Search the entries for the word "Estilos". Copy every line that holds it.

:: Working data

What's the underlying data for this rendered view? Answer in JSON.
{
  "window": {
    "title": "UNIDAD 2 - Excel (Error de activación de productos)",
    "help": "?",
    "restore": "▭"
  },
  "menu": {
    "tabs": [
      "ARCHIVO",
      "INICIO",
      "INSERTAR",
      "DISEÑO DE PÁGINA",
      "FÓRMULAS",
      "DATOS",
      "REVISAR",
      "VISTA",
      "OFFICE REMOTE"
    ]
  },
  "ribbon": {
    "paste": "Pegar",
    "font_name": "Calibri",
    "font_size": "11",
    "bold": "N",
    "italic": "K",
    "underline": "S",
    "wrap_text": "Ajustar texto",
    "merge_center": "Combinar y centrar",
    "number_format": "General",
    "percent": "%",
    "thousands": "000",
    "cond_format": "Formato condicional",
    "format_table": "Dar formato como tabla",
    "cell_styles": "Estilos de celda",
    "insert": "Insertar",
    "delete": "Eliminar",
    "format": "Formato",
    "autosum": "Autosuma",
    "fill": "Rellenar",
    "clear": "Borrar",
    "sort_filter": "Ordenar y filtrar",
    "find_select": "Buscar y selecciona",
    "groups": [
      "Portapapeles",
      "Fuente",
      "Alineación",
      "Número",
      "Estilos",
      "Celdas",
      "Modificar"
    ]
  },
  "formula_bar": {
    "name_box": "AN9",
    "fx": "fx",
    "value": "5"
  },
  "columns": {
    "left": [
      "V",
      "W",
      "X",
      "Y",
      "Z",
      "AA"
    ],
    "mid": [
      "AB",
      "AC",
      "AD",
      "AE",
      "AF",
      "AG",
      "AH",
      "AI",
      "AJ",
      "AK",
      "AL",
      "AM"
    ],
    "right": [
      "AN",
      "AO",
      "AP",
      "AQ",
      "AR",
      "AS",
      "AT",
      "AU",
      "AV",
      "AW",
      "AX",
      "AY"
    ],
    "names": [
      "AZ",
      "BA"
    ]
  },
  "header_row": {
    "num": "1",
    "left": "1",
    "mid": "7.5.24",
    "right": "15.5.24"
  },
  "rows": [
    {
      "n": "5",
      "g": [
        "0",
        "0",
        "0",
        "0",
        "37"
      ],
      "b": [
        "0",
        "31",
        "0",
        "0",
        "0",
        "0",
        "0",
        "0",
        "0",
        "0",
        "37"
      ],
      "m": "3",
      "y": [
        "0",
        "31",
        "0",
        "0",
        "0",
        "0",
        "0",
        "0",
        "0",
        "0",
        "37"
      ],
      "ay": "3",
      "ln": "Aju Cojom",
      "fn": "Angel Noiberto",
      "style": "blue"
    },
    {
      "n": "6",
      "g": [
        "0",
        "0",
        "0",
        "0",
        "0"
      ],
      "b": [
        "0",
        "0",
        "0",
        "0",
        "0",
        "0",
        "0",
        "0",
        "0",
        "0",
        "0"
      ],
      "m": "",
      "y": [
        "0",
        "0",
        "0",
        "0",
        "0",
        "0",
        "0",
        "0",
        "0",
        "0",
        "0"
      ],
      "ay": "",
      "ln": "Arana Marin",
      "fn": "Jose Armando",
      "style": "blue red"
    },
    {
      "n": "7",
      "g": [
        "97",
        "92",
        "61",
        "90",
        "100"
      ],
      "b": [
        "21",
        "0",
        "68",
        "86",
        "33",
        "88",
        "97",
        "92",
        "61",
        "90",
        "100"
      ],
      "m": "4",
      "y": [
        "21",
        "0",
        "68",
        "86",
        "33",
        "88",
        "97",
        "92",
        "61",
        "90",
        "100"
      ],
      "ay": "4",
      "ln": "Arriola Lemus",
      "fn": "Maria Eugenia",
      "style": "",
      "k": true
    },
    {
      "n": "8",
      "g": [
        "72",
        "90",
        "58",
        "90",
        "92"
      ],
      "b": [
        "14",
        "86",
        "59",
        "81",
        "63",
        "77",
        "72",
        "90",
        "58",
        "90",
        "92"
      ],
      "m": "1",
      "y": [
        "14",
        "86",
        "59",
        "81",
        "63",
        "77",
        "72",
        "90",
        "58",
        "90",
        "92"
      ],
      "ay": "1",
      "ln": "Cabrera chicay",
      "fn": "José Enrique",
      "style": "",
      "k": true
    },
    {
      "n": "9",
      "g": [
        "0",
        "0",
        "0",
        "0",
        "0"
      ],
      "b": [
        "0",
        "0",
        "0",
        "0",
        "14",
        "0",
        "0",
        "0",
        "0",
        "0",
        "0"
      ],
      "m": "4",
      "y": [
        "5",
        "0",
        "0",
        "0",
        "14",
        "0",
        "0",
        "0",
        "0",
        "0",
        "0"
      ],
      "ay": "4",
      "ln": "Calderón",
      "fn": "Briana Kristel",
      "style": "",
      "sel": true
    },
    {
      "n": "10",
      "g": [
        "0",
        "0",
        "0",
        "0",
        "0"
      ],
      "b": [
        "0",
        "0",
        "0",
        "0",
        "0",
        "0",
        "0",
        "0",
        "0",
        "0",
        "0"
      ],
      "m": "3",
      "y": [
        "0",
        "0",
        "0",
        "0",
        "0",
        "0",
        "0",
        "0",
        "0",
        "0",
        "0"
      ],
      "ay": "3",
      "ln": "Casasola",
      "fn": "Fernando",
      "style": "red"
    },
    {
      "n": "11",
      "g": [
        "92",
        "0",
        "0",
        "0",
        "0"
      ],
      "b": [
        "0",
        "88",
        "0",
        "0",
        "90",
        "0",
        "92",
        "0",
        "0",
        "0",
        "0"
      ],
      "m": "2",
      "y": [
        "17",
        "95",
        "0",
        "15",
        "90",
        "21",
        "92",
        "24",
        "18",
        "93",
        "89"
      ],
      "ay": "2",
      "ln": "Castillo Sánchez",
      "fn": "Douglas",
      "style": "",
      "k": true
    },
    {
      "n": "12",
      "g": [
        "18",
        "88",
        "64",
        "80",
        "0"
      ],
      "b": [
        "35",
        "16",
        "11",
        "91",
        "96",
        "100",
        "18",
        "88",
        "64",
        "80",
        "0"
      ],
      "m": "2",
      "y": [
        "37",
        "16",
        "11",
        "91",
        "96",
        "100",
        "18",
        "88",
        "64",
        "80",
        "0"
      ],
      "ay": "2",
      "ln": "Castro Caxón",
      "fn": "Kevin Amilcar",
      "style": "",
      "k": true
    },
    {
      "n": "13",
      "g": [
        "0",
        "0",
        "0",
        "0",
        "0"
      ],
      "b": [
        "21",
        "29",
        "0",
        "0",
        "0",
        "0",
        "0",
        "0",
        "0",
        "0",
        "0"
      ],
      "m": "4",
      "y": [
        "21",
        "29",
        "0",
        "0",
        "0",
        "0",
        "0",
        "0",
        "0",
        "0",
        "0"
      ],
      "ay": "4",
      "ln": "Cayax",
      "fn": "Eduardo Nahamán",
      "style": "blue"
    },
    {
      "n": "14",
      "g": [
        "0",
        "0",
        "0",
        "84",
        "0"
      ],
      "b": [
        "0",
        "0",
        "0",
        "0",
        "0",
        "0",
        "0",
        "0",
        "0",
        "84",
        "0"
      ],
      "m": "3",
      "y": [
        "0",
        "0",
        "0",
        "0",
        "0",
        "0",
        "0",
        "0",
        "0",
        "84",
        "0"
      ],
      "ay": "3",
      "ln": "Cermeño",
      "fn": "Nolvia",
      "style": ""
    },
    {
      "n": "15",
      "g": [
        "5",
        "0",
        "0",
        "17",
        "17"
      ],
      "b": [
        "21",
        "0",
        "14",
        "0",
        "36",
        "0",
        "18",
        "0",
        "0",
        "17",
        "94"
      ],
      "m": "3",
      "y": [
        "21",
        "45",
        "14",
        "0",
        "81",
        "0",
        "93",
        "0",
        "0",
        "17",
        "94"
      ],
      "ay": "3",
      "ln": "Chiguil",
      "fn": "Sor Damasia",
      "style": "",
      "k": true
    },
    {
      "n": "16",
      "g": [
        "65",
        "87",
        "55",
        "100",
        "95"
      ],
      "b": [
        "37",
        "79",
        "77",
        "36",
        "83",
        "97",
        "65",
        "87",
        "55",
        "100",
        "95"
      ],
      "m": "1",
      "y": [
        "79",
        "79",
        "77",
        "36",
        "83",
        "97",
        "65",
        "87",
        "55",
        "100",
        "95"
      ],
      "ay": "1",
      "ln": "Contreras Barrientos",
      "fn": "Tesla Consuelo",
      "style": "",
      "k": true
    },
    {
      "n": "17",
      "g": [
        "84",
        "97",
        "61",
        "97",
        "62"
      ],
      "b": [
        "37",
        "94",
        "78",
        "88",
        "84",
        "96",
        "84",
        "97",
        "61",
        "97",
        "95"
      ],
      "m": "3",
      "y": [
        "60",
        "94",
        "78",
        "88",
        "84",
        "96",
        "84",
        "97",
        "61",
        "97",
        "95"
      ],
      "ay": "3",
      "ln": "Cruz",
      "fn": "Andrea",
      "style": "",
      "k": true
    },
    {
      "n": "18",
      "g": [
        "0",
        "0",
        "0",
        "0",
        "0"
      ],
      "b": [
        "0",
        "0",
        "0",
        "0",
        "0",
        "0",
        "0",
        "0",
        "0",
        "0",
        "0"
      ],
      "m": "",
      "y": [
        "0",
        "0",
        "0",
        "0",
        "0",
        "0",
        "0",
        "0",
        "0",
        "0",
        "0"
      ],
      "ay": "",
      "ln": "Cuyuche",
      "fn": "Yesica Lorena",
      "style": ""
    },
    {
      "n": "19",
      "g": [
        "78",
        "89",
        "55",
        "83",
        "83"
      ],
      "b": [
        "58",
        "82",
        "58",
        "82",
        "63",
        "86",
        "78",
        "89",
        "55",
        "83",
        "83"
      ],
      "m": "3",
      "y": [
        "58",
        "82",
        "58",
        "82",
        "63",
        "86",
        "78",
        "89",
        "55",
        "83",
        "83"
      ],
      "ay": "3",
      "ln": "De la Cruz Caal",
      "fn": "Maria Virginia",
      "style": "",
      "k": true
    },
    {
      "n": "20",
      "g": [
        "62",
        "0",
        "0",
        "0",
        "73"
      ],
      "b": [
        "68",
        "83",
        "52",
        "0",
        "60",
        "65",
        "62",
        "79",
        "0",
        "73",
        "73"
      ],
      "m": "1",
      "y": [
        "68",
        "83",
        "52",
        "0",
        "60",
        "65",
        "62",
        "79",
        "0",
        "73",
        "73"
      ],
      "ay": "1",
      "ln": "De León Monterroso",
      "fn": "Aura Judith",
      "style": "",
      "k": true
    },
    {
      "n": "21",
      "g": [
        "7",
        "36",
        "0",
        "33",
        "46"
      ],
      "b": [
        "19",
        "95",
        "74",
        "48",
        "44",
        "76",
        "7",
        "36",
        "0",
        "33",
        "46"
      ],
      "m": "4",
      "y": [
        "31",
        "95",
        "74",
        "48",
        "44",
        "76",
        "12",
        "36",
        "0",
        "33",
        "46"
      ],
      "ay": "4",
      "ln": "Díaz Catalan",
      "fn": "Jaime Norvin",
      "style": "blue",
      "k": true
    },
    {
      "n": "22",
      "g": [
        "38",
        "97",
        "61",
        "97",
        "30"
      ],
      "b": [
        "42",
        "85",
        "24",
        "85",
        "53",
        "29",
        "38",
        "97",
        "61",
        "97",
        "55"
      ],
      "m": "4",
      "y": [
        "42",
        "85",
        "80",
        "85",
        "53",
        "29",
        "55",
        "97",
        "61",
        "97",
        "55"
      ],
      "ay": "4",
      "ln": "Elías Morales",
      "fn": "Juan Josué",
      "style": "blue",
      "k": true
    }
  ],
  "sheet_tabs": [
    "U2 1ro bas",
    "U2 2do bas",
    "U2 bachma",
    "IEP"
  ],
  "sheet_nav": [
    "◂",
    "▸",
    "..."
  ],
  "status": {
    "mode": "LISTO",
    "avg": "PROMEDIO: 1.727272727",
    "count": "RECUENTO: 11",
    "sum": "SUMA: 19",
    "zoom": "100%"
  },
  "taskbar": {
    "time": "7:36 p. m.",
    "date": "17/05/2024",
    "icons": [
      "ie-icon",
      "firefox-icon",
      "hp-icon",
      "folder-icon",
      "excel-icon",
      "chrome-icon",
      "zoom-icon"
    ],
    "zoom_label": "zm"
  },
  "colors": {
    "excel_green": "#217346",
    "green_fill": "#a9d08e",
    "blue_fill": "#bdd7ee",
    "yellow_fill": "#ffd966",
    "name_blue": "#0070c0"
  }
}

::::

• Expected answer:
    "cell_styles": "Estilos de celda",
      "Estilos",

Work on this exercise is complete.